Damages: Potential loss of trade secrets and research. Cost of reconfiguring internet infrastructure and information systems at infiltrated institutions.
Iran in US: DDoS of financial sector 2012-2013
Method: Encrypted DDoS Attacks
Summary: Though a group called Izz ad-Din al-Qassam (Freedom Fighters) claimed this attack as retaliation for a video that mocked Muhammad, US officials believe that is only a front for Iran. In this attack numerous clouds — groups of thousands of networked servers — were hijacked using malware called Itsoknoproblembro. These clouds and public internet providers from around the world were then pointed towards large banking sites to make encryption requests. Different from traditional DDoS attacks, encryption requests consume more networking power and thus were harder to mitigate.
Damages: Major disruptions to online banking capabilities of Bank of America, Citigroup, Wells Fargo, U.S. Bancorp, PNC, Capital One, Fifth Third Bank, BB&T and HSBC.
North Korea in US: Sony Pictures 2014
Method: Server Message Block Worm
Summary: This attack that US officials allege was perpetrated by North Korea involved prolonged access to Sony Pictures’ computing systems.
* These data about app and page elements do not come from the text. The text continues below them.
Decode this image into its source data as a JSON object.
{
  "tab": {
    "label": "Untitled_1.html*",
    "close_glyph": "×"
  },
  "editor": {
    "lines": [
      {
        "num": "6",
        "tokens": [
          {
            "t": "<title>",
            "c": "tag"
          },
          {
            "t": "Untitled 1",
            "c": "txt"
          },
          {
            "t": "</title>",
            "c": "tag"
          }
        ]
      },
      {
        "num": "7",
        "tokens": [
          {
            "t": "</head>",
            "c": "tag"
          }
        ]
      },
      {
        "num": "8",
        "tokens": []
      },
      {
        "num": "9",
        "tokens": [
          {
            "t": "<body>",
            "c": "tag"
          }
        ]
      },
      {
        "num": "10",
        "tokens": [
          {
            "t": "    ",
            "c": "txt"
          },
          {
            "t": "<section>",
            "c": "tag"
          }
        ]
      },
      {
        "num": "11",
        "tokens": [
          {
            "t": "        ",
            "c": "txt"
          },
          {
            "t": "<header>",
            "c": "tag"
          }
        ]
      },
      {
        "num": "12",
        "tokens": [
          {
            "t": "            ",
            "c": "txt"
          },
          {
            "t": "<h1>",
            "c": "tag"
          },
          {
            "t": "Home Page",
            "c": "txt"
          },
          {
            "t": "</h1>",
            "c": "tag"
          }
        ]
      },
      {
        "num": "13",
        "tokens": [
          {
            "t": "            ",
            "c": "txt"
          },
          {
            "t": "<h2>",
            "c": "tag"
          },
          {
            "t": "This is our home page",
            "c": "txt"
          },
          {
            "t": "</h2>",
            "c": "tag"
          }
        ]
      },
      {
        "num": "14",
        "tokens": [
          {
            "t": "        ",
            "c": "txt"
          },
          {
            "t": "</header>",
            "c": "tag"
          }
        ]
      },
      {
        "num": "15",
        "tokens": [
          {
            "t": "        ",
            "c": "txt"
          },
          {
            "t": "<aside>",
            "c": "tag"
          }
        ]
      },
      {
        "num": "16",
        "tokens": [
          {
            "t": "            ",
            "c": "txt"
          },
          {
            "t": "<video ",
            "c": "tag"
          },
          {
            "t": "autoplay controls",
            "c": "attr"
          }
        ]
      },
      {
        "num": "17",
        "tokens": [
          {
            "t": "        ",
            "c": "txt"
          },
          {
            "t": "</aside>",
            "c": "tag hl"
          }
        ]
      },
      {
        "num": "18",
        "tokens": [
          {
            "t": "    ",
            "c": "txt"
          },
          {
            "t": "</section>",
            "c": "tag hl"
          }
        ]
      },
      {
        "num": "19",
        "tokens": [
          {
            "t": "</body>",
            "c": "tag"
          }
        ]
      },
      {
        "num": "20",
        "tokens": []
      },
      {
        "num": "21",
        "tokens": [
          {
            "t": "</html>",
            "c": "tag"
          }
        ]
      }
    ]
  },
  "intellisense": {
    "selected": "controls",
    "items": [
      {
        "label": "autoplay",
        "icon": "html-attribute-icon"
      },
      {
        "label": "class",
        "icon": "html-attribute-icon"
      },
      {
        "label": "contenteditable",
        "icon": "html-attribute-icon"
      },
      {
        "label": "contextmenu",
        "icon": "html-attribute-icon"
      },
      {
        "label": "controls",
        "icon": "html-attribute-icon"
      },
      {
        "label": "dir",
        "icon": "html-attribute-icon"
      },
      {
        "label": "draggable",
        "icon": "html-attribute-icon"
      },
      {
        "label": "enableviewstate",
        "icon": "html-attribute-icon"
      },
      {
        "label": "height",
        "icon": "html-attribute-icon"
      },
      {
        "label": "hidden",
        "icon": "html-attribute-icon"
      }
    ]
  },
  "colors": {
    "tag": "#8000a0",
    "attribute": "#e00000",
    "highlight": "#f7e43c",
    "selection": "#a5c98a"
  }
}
Elements of the server message block included a listening implant, backdoor, proxy tool, destructive hard drive tool, and destructive target cleaning tool. After an initial attack that rendered some employee’s computers inoperable the group responsible emailed executives at Sony demanding payment in exchange for not upping the ante. Probably regarded as spam, the attack continued leading to up to 10 terabytes of stolen data as well as a number of destroyed databases.
Damages: Sony Pictures set aside $15 million in the Q1 of 2015 to deal with damages. Though some damages are harder to calculate. An un-released motion picture (the Interview) was leaked, and 47,000 Social Security Numbers along with personal information about employees.